PerceptionBox works a lot with different VC backed startups on different stages of their lifecycle. We help them with software development providing with skilled developers, exciting designers and sometimes with business advising services. However, we do not do business instead of them - we can help them, nothing more.
During our work, we've noticed that most of them make the same mistakes or getting onto the same business pitfalls. That is why we decided to gather pieces of advice of experienced entrepreneurs and share them with you. Today we're publishing the first piece of our series of posts based on the experience of rockstar entrepreneurs.
The opening post is a reworked piece of advice and is based on the Suhail Doshi tweetstorm, 29 years-old entrepreneur and CEO and Founder of analytics company Mixpanel. He has found 5 different companies that each failed within 9 months. Each time the company failed he figured out what he could do better. Eventually, only startup №6 got to $40K/mo by the 18th month of its existence. Below are listed the things he learned from his way to startup success.
Ignore things that are a waste of time: meetups & conferences, meetings with no clear agenda, fundraising if you're not fundraising, reading lots of tech media articles, etc. Every week you should feel like significant progress in the first year.
Your first 5 hires will be the most important hires in your startup life, eventually its the difference between life or death. So choose carefully. Be picky. Many of the things we do at the company still are a result of those early hires' legacy. Have fun as a tight-knit team. It will change & evolve as you get bigger so enjoy this moment. But don't forget to evolve with your team!
Growth may be flat for the first 9 months. And it's definitely okay for every business and especially for every startup. Almost every company has experienced this: Airbnb had to sell cereal in-between, Slack failed as a gaming company first, Tesla sold only 147 cars in 6 years! Every startup needs some time to find product-market fit. Even unicorns required years to become unicorns - you probably won't be an overnight success either.

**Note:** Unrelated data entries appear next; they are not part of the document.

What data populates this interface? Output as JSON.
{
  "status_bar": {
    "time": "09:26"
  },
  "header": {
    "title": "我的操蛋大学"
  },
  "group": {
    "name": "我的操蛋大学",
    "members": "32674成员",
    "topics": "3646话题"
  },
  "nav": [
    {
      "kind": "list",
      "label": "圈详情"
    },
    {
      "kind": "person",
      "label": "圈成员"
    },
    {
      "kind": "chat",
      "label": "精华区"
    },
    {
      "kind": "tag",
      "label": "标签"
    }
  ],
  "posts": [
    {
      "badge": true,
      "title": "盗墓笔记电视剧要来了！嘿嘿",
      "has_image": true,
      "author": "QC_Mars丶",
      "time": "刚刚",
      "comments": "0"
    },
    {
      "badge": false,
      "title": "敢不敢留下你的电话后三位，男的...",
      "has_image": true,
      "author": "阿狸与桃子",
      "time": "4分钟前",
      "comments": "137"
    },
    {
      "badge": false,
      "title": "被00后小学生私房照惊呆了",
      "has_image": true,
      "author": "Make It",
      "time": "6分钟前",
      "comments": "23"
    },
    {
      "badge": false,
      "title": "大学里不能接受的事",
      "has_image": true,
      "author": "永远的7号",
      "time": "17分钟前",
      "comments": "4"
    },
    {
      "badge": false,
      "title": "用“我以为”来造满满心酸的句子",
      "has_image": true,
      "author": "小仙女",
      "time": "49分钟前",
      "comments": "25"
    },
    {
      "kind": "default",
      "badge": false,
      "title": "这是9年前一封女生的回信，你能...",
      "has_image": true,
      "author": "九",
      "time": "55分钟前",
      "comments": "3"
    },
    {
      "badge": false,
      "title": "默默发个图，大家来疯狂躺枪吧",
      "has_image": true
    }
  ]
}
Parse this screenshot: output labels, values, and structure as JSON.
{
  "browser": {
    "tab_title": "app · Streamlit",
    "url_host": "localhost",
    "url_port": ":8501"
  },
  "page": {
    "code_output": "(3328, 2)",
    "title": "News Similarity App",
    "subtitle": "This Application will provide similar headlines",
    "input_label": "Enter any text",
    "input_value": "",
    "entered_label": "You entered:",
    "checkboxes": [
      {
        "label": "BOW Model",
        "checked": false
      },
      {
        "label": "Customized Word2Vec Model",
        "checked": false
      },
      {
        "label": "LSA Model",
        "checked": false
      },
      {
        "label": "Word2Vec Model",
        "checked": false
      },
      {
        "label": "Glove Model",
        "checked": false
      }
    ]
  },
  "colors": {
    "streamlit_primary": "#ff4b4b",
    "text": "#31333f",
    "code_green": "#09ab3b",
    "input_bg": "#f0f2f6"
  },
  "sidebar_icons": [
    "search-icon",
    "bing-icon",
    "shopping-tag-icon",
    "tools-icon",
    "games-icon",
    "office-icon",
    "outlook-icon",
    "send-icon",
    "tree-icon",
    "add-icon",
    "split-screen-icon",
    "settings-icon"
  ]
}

In the beginning, do customer support yourself. You will learn a lot about why your product sucks. Suhail did 5,000+ support tickets when there was only two founder in the company. Delight your customers, talk to your users and fix things fast while you learn. It will help you build an amazing intuition about your customers and market itself.
If your competitor made something your customers love: remove your ego & build it. Nobody cares who built it first. But, make sure you understand why. Don't blindly copy things either you should understand why your customers like this feature - that can give you a critical competitive advantage in the future. Go back to the previous item to find out how to do that. Definitely, that will be invaluable and will help you to win critical battles over the years.
Do not spare time for figuring out how to explain your product. If it's easy to do, figure out how to explain why it's different as simply as possible. Done it again? Keep do it until you can. Wrong positioning can significantly weaken your future growth. It can often be the diff between success & failure.
That is your mantra you should follow. In the very begging, you should save money as much as you can. Don't waste. Ignore status. Focus on building your business or whatever will help you make money. Make people think you're bigger than you are. Do things the larger company won't do because they move slow.
If you have a co-founder define your roles and focus on it whatever it takes. You both can't be in charge of all engineering, product, design, & business decisions. Even if you think that you know everything (spoiler: you are not) - trust your co-founder or do not do business with him. Being in charge of everything can blow up your company and it usually does! Debate vigorously, but make a call. Opt to test ideas vs throwing them away though - especially if it's cheap to do.
When you do a startup you lack data and as everything else its okay. To compensate: talk to customers, meet people who will play a devil's advocate or just have opposite thoughts. Meet the people lived through it and who can teach you something. It will make a meaningful difference in what you'll learn.
What was done, what was popular, what has been changed and why. Not only your competitors but the whole market as well. It will help you identify old and long-standing assumptions, challenging obstacles you will face, and the years it took for old players to build critical features. If you fail to do it in the very beginning - it will hurt you later.
If you have bad customer retention, you're probably not ready to scale the company. Fix that first, then focus on growth. Don't forget that acquiring customers several times more expensive than retaining them. The number one reason why the most of the companies fail is by becoming addicted to a clever distribution strategy before their product was good enough. First, build a trap for your customer that won't be able to live without your product.
If this is your 1st time to start a business, consider some accelerators or business clubs. Having a crew of experienced people to commiserate and give an advice in the early days can help you overcome existential moments. You will struggle to raise money, to find customers, to build a product, to find your fit. Going through it together can make you more resilient and help you to succeed.
You always have a narrow set of problems you should solve. Don't let exiting new things take your mind - it will hurt your business and you may lose customers. Find out what things really matter for your startup and dedicate all your time to such things.
Realize that this is one of the most exciting phases: building the company from scratch. Experimenting, trying to figure out what works & what doesn't. Building amazing things that never existed. You're building something bigger than you are yourself, and pretty soon other people will become a part of it!
Of course, if you do everything right and don't fail everything. So good luck to you!
That is the first post of our new format. We will add more soon. Keep in touch!